There is also room for improvement in the progressiveness of our tax system, but we’re doing better there already than in rates. In terms of progressiveness of our taxes, we are currently 13th with regard to income taxes:

This article, while lacking in actual data, seems to confirm that Minnesota is also highly progressive in terms of overall tax burden (and one of the top states in that regard):

We’ve also been moving in the right direction. This report shows Minnesota as the #1 state in improving progressiveness from 2011-2014:

Informed Consent Required

I replied to this portion of a comment on Reddit:

I don’t think you actually want legislation that dictates a child’s ears cannot be pierced until they are old enough to decide.

I actually do want such legislation. I see permanent, cosmetic (i.e. not for medical reasons) body modifications as something which parents should not be allowed to perform or have performed on their children without informed consent from the child.

Such practices come in many forms, including ear piercing, male circumcision, and female genital mutilation. While the relevant age necessary to give consent should probably vary between these practices, in principle, these should all require informed consent. What one does to their own body is their business, but a child’s body belongs to him or her, not his or her parents.

We actually have such legislation banning female genital mutilation under the age of 18:

Zero Rating

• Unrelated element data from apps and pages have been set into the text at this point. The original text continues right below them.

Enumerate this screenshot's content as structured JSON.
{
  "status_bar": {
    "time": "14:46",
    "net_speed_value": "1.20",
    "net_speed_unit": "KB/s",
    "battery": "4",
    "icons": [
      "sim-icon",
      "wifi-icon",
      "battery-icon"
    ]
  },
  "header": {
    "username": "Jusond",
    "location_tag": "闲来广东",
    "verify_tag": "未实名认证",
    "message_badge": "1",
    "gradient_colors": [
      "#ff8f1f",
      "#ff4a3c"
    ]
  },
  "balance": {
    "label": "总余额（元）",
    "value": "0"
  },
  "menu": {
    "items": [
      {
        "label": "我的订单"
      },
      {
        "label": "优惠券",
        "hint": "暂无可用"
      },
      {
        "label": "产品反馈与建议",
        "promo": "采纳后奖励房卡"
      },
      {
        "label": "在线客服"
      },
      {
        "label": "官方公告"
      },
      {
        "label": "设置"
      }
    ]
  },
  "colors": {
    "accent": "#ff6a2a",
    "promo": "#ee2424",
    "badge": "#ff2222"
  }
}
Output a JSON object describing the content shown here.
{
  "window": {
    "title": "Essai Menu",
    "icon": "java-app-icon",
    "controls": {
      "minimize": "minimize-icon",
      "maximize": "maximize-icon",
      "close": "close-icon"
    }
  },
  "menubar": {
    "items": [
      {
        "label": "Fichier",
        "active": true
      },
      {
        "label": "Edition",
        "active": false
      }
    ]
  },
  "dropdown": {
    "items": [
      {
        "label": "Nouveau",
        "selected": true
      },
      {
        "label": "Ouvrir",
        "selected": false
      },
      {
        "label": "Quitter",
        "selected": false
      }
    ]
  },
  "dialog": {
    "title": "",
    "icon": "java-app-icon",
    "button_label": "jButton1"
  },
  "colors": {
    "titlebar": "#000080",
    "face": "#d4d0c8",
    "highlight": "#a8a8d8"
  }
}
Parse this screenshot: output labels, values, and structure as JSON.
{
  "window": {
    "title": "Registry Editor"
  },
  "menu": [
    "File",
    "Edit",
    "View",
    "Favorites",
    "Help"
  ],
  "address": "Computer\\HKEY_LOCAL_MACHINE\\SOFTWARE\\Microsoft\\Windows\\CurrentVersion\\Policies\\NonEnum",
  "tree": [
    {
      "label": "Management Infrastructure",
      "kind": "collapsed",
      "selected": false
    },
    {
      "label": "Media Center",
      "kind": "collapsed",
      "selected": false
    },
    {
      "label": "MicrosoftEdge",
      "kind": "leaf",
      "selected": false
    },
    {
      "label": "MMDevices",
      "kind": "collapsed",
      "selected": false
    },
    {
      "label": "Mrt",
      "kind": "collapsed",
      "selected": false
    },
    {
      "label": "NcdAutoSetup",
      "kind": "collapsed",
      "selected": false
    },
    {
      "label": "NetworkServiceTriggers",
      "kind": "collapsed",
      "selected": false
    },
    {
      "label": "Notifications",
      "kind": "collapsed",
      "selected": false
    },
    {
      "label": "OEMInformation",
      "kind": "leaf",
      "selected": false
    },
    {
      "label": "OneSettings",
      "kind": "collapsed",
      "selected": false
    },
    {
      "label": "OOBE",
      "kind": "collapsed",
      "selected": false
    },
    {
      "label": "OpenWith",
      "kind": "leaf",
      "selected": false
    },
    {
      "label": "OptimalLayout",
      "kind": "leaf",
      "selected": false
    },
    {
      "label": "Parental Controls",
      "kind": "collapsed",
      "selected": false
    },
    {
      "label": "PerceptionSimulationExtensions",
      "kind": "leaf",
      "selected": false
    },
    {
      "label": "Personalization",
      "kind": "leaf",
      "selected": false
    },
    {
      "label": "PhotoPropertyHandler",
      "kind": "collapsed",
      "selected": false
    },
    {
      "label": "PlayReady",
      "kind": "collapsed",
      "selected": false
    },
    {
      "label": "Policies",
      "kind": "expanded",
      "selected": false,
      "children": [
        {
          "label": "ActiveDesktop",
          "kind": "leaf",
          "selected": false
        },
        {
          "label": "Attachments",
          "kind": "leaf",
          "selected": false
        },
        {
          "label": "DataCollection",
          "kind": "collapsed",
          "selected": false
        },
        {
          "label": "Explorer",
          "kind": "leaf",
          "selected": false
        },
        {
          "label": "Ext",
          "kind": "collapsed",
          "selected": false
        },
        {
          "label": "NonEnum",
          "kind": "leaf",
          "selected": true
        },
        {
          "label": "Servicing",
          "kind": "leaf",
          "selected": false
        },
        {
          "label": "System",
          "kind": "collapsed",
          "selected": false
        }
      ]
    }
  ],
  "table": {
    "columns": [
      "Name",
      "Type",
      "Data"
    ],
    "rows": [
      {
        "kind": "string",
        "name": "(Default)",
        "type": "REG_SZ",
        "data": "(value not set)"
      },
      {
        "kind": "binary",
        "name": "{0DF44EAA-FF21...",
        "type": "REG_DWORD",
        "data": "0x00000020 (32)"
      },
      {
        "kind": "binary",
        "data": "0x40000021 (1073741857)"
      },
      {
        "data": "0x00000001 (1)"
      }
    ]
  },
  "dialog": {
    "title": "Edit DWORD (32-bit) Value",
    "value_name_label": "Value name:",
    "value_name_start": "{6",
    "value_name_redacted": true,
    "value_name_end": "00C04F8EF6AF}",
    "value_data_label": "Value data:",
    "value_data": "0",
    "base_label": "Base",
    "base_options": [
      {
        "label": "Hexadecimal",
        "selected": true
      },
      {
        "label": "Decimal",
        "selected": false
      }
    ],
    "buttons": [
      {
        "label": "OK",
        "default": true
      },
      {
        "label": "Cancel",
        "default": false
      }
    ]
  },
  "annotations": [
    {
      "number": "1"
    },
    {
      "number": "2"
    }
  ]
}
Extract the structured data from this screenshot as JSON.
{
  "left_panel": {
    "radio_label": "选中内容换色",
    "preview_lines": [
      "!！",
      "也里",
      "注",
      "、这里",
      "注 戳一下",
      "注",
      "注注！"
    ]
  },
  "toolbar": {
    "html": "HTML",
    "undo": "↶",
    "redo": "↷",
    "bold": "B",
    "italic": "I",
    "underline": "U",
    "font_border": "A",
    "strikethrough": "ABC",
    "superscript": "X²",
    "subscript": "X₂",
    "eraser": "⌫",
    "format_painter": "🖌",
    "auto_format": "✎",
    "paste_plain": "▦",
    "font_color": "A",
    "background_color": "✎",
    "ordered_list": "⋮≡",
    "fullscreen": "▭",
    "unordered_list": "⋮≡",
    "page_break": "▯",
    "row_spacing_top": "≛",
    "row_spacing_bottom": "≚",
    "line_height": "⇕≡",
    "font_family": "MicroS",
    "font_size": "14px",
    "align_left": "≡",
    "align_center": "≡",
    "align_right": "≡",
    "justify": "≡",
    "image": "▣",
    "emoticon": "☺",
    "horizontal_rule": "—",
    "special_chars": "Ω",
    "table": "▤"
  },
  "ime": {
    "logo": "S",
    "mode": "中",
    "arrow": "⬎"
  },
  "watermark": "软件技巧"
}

AT&T wants companies to pay to “sponsor” their zero-rated data. This is the obvious violation of net neutrality. Even if the zero-rating looks good for consumers in the short run (because they can watch video without counting it towards their usage), it is bad for consumers in the long run. Any new video service will count against consumers’ data caps, giving that company a disadvantage. They can only compete if AT&T, at their sole option, chooses to allow them to sponsor zero-rating, and if AT&T charges them the same rate. And even then, this idea of pay-for-access is terrible for many other reasons.